New moms eating their own placentas is nothing new, but popping placenta pills? That's right: Placenta pills, made from dried placenta and usually prepared by a doula, are the latest in earthy maternity trends. But while the concept of frying up a placenta with onions is more of a tradition (you know, in the "circle of life" sense), placenta supplements supposedly deliver myriad health benefits, from easing postpartum depression to increasing milk production to lowering blood pressure. Much like synthetic hormone prescriptions, except not synthetic (obviously), and sort of "tailor-made" for your own personal needs, presumably. Of course, it's not quite as inexpensive to consume your placenta in pill form as it would be in the raw, so to speak -- approximately $200 vs. $0.
So are the capsules worth it?
Depends on who you ask: Satisfied customers claim the pills are "amazing," but traditional doctors say they're a placebo at best and a distraction from proper medical care (particularly in the case of postpartum depression) at worst.

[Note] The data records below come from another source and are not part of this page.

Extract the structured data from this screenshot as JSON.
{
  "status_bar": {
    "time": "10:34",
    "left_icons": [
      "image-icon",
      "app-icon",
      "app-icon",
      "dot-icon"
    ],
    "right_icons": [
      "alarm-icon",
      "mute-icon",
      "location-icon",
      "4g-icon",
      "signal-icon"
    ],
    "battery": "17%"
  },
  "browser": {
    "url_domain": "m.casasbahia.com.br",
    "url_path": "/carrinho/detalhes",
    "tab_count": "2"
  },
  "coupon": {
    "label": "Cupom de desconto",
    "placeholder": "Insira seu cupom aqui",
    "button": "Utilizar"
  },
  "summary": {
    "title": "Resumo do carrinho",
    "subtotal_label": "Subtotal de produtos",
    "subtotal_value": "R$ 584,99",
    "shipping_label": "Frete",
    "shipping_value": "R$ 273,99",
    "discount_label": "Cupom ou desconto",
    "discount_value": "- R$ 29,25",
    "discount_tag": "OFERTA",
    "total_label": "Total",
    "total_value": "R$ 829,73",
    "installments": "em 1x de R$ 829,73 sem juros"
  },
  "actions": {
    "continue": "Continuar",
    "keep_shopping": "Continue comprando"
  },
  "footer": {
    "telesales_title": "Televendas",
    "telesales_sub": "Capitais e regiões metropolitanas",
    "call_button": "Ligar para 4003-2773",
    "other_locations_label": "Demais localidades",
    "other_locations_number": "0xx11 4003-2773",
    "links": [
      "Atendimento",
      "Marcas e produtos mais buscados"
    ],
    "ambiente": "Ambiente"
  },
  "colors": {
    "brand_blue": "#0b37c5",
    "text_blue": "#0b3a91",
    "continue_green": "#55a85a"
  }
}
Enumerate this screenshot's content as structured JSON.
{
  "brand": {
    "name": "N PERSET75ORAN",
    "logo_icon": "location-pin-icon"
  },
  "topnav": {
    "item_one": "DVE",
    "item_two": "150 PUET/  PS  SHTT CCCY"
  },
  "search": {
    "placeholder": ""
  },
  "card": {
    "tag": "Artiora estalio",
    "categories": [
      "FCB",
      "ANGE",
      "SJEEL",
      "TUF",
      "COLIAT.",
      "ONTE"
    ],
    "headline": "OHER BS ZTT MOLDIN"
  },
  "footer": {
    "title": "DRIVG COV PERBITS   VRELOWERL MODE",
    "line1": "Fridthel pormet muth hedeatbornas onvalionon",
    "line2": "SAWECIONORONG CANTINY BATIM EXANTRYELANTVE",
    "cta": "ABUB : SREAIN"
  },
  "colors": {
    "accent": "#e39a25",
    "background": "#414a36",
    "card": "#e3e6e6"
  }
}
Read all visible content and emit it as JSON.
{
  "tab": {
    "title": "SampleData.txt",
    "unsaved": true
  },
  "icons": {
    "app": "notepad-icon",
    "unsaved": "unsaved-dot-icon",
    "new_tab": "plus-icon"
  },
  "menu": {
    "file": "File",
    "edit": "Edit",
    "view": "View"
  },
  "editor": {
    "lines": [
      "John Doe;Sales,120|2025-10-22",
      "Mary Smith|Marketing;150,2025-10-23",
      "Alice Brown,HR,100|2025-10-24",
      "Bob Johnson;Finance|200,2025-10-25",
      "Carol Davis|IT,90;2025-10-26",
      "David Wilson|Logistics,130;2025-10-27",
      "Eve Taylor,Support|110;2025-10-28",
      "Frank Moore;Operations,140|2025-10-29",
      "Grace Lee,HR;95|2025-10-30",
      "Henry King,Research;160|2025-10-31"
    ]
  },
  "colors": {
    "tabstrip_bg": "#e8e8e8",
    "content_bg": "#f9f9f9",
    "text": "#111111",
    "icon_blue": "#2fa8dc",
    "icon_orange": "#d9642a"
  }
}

Now, I had no interest in dining on my placenta after the births of my children, so maybe I'm not the best person to ask, but I'm betting that these pills, like so many other alternative/natural medicine remedies, are probably potentially helpful ... but not a guaranteed cure. So if you have the cash and you're willing to risk ponying up for a placebo, I say why not? As long as you keep your doctor posted and don't turn down medical help for serious issues, there should be minimal risk. And if you're determined to ingest placenta, pill form has got to be more palatable than pan-fried.
Would you take placenta pills?
Image via Debs/Flickr